● **PROBLEM DESCRIPTION**: The expected output is each line below containing "JSON", copied in full.

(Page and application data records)
= = = = = = =

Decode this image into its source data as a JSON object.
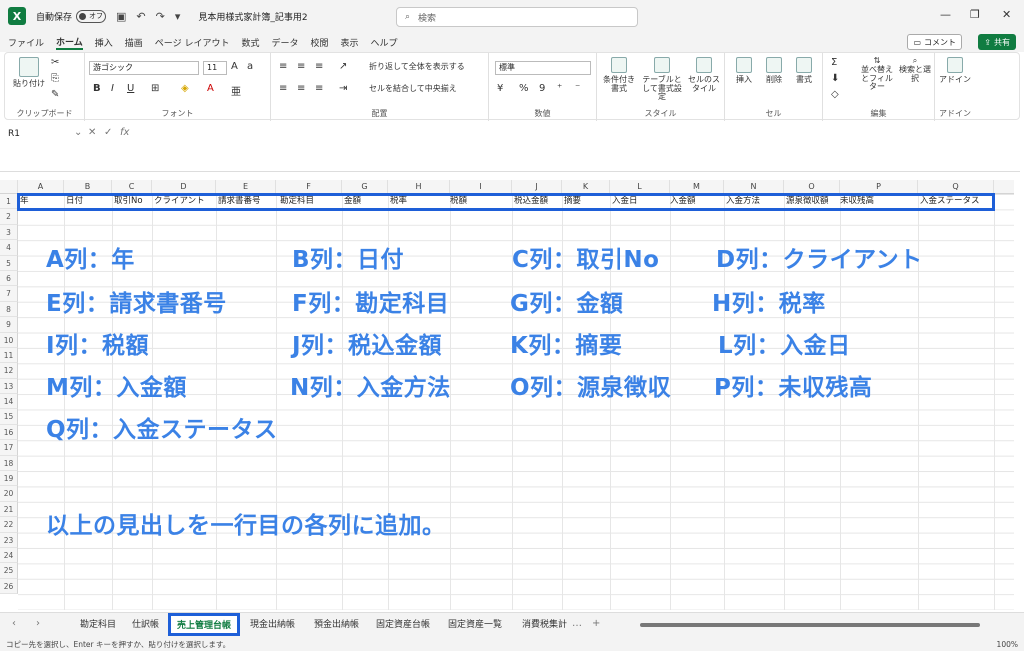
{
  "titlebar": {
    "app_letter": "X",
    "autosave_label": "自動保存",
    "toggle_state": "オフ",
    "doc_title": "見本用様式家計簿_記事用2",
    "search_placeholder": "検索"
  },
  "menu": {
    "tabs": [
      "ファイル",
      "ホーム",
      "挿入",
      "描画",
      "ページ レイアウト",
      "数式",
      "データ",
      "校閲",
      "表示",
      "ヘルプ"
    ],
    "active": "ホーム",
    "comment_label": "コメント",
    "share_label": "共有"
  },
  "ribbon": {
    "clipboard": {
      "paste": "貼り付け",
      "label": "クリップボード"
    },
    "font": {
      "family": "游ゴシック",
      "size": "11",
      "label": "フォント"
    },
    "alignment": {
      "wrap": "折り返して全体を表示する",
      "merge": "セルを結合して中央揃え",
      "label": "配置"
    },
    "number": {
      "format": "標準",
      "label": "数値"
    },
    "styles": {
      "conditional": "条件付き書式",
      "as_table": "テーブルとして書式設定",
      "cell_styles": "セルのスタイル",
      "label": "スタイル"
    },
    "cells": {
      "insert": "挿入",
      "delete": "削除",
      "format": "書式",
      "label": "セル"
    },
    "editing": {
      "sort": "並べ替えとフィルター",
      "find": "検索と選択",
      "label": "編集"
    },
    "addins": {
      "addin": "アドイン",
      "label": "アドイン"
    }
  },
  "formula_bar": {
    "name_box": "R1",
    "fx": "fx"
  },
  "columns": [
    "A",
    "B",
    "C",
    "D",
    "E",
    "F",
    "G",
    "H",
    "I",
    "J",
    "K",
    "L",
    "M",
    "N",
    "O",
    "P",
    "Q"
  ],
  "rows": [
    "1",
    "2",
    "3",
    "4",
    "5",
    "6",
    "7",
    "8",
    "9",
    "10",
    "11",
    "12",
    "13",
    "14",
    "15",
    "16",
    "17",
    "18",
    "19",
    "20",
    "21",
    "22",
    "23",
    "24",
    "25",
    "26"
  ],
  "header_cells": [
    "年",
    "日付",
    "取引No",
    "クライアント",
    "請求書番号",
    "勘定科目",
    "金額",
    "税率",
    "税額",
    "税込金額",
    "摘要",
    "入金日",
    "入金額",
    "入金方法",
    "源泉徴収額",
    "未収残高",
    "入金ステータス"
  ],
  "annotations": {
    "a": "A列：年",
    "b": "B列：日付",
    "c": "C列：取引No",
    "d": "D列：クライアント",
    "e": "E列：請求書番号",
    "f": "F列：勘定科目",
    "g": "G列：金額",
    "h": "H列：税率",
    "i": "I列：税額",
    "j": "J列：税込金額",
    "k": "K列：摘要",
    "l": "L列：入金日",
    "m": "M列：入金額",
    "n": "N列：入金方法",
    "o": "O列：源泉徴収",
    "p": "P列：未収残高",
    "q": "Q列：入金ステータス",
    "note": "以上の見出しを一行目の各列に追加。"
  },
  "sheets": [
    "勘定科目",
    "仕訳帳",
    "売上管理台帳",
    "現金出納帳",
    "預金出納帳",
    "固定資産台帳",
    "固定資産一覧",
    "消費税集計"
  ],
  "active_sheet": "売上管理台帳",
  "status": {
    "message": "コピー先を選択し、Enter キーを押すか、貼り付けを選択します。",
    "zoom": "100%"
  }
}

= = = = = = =

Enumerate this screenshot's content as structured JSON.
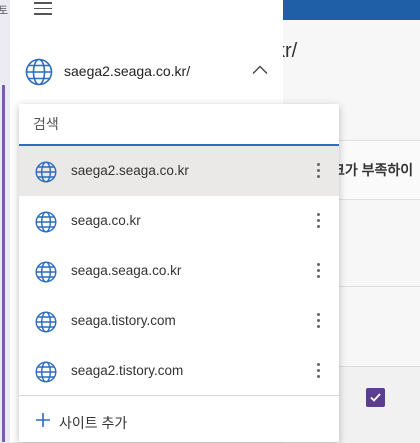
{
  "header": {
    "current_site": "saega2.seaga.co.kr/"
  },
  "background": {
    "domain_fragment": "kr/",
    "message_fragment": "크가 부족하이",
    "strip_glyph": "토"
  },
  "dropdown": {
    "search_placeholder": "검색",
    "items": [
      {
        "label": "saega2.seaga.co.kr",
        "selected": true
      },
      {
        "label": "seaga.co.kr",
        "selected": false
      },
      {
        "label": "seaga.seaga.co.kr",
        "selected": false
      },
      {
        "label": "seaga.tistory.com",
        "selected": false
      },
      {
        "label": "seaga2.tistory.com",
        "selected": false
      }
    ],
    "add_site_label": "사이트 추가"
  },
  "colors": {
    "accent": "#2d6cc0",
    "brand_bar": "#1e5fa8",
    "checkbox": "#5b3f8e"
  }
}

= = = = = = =

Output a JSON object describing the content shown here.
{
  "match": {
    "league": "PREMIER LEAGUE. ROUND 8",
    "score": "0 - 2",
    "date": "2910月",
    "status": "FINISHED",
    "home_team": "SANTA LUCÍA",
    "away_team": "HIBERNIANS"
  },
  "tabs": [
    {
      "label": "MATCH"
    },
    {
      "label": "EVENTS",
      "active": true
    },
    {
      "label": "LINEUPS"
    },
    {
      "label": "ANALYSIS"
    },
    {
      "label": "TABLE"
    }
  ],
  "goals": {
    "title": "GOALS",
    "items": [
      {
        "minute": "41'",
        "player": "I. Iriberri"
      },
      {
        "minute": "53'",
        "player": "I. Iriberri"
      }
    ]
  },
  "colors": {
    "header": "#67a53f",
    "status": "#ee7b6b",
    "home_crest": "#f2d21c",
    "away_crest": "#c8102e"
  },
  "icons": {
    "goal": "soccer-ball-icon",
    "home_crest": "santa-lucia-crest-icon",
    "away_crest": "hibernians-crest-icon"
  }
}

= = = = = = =

● **EXPECTED OUTPUT**:
Decode this image into its source data as a JSON object.
Enumerate this screenshot's content as structured JSON.
Output a JSON object describing the content shown here.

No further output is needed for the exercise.